Last week, I wrote a piece “Extending Current Energy Policies Would Keep U.S. Carbon Pollution Emissions Flat Through 2040.” It was based on the latest report from the U.S. Energy Information Administration (EIA), summed up in this chart:
But EIA has modeled other cases than just one that extends tax credits for renewables and the like.
In fact, EIA has a chart-creating website that allows you to pick different scenarios. Here’s one that compares the reference case (i.e. no new policies) with the extended policies case with a carbon dioxide price scenario:
Figure: Energy-related CO2 emissions (in green) assuming a $25 per metric ton CO2 price starting in 2013, rising 5% per year through 2040 — compared to business as usual (in purple) and extended energy policies (in blue).
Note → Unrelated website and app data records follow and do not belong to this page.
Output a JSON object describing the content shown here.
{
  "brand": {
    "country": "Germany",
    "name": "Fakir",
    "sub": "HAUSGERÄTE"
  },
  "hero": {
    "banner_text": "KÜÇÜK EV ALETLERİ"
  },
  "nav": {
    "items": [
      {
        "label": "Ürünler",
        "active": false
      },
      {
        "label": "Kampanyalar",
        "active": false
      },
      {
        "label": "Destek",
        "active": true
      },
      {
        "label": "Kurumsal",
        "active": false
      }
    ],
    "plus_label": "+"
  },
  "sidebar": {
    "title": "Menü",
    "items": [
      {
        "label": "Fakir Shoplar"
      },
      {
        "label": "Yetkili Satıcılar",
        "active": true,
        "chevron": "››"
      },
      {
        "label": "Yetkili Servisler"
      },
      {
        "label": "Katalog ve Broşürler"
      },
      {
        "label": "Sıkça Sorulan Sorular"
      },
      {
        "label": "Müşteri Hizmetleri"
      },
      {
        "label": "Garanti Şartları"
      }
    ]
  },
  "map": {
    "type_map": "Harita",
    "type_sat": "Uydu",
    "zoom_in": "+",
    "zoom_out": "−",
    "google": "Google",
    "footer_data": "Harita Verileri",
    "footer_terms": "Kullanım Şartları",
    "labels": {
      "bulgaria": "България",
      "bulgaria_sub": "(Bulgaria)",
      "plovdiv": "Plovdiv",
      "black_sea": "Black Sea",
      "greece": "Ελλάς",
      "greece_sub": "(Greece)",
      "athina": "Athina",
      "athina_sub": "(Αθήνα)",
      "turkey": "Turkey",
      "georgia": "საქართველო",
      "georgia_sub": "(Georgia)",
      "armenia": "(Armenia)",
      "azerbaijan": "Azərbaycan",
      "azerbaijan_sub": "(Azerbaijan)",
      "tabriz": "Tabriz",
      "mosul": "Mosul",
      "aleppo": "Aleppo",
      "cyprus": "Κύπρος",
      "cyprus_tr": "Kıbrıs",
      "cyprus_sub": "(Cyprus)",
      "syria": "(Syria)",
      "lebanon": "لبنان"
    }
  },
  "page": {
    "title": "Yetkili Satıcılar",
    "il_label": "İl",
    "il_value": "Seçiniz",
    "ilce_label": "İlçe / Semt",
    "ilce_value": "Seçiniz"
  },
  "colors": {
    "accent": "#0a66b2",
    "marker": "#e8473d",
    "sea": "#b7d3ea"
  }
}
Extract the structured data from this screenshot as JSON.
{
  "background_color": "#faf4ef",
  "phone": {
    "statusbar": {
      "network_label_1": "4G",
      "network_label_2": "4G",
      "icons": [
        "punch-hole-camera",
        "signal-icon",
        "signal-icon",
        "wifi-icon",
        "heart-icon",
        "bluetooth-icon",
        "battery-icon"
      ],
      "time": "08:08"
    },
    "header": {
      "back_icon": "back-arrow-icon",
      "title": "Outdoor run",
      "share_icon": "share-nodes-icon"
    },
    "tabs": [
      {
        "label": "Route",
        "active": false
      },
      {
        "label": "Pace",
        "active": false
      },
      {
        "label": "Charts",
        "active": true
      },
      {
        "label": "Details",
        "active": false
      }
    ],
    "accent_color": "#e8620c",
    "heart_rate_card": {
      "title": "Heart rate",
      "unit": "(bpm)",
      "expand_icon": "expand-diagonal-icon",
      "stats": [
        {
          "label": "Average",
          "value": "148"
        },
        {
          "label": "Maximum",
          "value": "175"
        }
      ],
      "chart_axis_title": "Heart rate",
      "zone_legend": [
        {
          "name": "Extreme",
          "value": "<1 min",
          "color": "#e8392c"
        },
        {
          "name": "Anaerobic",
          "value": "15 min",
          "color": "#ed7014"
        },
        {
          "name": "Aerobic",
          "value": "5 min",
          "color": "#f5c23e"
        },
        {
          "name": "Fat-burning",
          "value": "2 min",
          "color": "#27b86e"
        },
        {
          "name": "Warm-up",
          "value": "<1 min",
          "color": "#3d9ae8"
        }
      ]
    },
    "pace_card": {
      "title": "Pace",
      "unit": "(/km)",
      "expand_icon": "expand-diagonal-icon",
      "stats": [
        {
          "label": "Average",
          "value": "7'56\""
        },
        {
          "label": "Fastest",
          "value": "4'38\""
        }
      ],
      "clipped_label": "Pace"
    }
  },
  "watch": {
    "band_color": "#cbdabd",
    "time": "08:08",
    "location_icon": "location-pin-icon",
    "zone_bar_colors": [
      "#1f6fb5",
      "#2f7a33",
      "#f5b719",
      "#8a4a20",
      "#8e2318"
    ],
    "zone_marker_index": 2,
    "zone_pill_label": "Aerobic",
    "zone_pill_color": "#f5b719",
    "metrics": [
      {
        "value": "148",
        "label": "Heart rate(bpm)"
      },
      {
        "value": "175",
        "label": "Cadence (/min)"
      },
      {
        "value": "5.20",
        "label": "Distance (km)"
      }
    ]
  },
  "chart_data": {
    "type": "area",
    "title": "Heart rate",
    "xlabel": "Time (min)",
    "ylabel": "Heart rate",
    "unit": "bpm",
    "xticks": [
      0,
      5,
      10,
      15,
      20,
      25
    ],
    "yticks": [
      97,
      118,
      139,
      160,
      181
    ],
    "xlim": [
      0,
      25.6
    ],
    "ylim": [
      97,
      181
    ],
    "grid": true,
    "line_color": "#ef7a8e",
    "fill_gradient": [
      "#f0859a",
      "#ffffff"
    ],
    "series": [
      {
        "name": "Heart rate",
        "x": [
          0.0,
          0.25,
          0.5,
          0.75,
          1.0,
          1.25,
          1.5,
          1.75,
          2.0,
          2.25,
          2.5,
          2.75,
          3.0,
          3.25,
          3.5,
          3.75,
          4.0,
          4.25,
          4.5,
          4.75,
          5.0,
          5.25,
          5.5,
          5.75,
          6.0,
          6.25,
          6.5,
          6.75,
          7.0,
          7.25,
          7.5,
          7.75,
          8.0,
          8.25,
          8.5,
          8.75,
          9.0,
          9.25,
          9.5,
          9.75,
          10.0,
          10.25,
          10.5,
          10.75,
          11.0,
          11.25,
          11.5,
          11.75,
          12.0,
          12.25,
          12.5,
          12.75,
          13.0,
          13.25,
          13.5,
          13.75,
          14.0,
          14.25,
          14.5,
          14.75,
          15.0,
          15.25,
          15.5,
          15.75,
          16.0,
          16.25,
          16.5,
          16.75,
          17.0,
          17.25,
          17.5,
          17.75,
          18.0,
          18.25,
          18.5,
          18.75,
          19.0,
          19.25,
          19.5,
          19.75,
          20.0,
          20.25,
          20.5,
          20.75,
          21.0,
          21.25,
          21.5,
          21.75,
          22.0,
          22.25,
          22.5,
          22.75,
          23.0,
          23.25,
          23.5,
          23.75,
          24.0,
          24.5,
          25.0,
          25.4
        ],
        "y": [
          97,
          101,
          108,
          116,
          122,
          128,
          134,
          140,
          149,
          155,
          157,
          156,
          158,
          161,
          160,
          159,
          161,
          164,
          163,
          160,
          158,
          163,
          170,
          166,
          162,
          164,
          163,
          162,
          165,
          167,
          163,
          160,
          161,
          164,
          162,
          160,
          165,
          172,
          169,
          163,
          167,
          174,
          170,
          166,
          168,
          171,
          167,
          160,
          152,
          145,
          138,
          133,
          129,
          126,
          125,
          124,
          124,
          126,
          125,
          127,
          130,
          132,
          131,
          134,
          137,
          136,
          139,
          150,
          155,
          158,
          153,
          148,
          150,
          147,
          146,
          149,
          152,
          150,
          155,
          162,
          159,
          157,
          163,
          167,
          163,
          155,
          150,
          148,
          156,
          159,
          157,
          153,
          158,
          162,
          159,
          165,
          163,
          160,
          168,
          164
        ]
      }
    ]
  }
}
This CO2 price leaves emissions in 2040 one third lower than current (2012) levels — and 40% lower than 2005 levels. It is a pretty modest price for carbon pollution. The actual social cost of carbon today (and in 2040) is probably considerably higher (see here).